- [Exercise]
Find each line below where the word "семейства" occurs, and copy it.

BEGIN Raw data

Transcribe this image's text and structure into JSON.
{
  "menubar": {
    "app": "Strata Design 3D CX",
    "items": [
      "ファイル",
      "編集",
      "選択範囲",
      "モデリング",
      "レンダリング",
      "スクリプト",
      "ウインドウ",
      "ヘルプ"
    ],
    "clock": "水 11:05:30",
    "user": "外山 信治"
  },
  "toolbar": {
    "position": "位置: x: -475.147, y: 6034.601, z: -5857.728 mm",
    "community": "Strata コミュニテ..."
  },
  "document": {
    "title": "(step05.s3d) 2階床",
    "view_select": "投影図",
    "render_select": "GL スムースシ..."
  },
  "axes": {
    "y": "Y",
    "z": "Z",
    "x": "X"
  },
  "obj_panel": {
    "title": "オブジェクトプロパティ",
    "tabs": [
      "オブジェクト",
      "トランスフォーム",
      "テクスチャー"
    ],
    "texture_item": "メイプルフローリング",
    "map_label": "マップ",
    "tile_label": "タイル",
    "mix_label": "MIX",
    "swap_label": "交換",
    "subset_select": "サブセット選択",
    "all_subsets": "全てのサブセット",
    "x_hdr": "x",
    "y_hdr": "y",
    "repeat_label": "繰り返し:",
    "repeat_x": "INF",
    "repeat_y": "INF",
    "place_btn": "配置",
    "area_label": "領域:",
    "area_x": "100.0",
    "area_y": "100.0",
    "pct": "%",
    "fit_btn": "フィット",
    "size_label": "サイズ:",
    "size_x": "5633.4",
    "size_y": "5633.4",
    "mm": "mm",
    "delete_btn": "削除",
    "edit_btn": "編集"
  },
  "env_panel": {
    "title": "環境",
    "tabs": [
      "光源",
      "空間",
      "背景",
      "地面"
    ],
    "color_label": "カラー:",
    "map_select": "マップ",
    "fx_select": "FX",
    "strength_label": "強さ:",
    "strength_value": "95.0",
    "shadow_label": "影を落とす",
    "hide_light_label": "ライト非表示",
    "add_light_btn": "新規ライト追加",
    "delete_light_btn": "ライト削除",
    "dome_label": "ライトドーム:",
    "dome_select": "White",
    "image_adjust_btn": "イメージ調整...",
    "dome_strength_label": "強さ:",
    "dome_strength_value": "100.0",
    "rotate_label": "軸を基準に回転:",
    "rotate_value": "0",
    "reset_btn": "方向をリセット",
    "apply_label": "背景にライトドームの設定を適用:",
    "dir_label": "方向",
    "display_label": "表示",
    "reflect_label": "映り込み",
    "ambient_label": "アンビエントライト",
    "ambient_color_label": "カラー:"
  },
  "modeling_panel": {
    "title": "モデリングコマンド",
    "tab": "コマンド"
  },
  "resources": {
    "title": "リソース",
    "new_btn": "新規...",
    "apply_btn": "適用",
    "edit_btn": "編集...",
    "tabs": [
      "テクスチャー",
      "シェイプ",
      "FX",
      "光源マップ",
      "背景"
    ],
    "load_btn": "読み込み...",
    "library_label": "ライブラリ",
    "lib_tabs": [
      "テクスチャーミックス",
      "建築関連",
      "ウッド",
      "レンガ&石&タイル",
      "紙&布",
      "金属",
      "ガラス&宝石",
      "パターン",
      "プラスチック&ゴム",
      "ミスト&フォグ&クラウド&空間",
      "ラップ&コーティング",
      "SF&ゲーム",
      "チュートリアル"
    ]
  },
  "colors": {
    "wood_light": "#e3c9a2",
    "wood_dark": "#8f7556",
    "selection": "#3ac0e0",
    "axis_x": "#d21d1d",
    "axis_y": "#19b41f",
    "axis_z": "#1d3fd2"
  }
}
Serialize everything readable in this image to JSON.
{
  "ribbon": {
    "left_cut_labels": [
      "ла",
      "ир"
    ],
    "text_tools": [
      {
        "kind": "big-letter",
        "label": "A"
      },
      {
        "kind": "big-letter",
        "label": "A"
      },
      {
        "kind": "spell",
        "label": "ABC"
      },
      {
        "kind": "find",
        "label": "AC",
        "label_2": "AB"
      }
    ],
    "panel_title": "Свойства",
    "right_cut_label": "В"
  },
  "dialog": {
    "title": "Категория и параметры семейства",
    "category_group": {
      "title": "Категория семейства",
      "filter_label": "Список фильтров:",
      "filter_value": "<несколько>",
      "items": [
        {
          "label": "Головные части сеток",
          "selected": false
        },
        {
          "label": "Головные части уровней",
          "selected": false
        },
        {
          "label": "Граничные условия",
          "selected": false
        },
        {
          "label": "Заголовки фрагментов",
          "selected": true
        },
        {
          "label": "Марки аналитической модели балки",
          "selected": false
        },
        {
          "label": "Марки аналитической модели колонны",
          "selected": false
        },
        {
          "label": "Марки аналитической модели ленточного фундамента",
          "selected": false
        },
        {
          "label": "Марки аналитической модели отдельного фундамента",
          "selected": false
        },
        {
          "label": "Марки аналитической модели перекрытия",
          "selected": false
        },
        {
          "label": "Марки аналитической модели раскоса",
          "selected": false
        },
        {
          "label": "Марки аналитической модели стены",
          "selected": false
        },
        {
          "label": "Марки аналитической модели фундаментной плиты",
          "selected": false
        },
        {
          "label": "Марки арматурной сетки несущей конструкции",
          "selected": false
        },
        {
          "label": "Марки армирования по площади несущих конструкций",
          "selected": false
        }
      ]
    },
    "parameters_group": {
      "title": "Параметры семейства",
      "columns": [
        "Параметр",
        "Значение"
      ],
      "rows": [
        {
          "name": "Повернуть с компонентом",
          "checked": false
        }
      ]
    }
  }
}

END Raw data

- [Result of this task]
    "title": "Категория и параметры семейства",
      "title": "Категория семейства",
      "title": "Параметры семейства",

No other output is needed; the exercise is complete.